A / Lekha Chakraborty: I will not take a guess on how far we can allow the rupee to depreciate because it’s all ad hoc configuration of the demand and supply... our exchange rate is market-determined. So, let the market forces play out. I only want to clarify my point that the RBI needs to intervene only if the rupee is on a sustained free fall. I will be comfortable if forex reserves in terms of the import cover are close to 15 months. So, that’s the way we learned last year around September, the import cover was close to 15 months, when forex [reserves] were at their all-time high. This can be a guiding measure, not a threshold or anything. RBI’s liquidity guidance is yet another.

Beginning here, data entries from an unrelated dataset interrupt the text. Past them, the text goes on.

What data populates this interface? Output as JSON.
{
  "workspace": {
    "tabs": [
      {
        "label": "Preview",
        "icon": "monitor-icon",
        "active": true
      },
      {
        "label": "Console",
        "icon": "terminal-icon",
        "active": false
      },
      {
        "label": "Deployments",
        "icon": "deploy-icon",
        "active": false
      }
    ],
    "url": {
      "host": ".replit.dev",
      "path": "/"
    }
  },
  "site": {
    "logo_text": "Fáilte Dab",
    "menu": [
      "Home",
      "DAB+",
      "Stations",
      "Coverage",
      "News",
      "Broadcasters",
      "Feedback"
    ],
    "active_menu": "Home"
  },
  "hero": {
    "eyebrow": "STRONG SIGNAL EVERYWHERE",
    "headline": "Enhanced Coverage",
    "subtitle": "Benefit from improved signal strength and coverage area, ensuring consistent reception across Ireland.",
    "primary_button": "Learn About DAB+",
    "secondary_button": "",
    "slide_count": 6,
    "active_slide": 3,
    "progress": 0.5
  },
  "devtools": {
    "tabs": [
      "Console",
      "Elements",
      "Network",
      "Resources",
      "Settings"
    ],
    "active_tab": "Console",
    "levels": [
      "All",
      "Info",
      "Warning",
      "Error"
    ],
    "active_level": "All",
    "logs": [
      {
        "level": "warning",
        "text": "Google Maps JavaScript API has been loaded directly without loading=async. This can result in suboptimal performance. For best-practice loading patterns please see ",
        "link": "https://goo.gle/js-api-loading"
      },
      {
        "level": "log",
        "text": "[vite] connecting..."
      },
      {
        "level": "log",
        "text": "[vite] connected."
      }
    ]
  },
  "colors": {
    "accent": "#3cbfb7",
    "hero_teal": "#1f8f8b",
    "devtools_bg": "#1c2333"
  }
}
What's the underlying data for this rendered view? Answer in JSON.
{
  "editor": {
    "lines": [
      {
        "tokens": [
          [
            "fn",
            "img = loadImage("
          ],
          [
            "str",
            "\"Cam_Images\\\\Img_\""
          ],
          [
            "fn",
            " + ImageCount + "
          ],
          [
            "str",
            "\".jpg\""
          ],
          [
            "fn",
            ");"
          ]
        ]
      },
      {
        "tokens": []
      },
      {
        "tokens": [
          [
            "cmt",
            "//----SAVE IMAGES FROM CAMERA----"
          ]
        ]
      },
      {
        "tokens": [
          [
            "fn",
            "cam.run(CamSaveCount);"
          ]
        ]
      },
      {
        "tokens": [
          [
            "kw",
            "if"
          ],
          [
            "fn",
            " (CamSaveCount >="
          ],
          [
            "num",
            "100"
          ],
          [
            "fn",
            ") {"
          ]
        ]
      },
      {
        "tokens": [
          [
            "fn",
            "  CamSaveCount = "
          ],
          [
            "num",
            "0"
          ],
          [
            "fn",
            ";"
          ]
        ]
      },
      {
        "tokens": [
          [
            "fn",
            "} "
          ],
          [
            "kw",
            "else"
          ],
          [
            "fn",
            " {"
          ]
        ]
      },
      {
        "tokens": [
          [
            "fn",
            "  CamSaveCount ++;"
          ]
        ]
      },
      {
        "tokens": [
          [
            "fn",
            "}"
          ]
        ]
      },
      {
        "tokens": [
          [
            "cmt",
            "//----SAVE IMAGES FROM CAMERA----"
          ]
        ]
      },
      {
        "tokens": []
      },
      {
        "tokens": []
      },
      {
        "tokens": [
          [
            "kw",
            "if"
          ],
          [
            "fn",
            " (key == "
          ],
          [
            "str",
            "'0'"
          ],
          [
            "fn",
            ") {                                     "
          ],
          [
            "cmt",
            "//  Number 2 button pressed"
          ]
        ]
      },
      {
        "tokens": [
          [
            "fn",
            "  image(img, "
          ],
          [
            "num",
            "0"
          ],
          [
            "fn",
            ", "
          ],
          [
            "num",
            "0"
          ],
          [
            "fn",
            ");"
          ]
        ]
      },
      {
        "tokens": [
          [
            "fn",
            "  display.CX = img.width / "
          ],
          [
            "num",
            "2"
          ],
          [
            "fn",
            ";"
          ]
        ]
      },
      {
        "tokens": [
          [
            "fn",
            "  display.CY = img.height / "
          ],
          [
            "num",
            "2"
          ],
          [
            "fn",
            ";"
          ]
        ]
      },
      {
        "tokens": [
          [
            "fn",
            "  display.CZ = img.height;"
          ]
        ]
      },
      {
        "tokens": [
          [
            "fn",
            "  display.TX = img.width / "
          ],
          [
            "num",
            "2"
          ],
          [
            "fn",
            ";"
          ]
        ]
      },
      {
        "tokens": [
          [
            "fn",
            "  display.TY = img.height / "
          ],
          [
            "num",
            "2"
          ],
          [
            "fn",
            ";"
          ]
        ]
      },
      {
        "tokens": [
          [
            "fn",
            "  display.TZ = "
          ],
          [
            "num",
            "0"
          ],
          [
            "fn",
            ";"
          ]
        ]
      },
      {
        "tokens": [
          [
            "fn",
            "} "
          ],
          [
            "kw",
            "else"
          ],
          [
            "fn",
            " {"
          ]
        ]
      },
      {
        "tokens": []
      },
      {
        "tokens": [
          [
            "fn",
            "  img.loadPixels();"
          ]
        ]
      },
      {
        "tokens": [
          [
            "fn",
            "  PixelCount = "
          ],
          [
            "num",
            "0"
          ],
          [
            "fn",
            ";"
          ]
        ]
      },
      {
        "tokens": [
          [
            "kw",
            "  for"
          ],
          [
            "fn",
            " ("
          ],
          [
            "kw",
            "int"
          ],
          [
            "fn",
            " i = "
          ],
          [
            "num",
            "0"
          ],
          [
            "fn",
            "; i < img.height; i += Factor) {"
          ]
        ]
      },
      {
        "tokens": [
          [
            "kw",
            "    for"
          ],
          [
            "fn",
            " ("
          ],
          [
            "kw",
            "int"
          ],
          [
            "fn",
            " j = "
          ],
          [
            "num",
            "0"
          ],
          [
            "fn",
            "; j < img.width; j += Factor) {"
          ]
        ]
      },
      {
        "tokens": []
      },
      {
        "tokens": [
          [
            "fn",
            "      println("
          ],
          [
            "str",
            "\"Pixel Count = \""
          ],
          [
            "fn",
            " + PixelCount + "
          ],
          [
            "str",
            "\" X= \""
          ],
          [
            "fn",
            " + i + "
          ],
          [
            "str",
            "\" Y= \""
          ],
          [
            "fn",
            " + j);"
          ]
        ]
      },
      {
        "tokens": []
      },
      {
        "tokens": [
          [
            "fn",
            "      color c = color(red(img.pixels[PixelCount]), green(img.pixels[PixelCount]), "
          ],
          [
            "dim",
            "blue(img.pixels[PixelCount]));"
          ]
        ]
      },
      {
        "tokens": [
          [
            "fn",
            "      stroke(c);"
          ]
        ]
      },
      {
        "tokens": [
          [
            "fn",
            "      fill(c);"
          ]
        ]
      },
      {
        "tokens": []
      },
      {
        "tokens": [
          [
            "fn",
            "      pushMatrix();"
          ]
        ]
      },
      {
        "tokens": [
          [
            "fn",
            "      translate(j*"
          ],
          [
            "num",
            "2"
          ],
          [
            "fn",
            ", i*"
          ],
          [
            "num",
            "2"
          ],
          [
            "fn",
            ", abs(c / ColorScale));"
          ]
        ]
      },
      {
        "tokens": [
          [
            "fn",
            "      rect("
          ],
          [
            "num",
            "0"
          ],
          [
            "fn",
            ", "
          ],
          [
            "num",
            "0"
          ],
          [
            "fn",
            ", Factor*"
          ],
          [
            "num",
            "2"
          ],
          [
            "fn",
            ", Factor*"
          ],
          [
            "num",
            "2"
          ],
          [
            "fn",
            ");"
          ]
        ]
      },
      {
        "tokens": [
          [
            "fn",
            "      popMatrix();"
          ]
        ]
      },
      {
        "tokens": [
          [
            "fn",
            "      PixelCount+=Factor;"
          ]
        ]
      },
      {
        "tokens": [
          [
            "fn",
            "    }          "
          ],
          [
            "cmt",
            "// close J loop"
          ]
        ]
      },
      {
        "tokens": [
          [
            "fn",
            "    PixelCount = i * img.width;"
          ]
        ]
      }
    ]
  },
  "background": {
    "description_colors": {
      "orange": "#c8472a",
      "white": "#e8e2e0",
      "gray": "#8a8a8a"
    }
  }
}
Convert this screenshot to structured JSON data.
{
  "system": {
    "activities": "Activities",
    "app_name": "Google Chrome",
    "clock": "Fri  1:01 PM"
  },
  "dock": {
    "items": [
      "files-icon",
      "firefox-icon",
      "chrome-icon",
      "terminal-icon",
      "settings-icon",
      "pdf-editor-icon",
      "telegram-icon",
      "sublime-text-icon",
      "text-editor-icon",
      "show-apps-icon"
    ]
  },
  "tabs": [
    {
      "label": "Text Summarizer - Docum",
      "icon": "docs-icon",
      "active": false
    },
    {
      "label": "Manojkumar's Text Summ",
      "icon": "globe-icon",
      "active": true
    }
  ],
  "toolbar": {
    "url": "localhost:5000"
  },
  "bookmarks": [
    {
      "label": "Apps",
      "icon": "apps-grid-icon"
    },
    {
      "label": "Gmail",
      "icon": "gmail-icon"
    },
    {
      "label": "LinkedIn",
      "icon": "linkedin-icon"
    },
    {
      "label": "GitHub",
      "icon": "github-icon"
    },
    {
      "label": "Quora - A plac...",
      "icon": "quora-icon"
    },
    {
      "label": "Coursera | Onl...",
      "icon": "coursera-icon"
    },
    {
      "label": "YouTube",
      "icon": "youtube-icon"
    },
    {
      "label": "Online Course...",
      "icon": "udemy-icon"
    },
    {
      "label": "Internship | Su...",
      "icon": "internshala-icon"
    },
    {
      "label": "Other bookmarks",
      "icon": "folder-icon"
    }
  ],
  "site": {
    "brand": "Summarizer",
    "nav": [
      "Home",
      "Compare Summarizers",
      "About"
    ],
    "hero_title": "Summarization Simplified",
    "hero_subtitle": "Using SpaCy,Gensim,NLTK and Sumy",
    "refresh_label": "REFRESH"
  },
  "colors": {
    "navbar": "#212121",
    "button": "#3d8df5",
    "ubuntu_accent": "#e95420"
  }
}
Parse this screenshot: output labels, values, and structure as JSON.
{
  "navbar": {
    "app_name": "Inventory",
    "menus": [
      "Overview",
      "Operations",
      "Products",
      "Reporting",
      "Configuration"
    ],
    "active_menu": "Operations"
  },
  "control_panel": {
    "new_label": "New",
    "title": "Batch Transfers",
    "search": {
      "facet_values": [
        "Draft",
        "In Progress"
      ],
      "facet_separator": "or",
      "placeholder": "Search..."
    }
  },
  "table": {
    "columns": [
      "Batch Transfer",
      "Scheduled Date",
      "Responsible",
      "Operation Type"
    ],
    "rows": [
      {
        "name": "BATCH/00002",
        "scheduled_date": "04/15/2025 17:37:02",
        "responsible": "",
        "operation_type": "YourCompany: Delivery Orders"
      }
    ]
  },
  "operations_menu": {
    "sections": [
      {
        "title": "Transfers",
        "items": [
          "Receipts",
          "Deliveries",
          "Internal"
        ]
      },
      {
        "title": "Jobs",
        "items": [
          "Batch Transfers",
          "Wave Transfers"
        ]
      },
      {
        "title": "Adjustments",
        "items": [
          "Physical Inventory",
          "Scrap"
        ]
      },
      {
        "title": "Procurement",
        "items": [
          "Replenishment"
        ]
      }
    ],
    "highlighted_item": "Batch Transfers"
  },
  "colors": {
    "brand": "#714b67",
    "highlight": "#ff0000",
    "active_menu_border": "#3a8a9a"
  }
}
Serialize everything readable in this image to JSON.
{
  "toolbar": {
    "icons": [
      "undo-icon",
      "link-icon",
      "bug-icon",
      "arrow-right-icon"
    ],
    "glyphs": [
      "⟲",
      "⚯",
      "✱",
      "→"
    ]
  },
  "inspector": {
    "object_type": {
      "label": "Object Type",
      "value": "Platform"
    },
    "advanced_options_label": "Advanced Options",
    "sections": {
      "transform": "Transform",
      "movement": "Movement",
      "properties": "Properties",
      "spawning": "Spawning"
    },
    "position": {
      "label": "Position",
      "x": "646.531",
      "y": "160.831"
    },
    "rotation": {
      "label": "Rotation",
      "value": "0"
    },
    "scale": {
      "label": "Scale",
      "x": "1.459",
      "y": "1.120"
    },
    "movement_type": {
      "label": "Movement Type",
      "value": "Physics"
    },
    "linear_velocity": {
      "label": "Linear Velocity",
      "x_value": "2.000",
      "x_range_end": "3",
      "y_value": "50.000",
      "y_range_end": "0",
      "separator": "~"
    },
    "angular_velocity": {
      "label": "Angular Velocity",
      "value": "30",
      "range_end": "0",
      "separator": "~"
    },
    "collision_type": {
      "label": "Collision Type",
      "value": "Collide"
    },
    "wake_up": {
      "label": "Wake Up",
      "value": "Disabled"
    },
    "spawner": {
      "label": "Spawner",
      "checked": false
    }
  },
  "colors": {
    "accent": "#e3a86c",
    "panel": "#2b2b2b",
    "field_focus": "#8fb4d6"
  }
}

A / Dharmakirti Joshi is Chief Economist, CRISIL Ltd Lekha; Chakraborty is Professor, NIPFP; and Member, Governing Board of Management of International Institute of Public Finance, Munich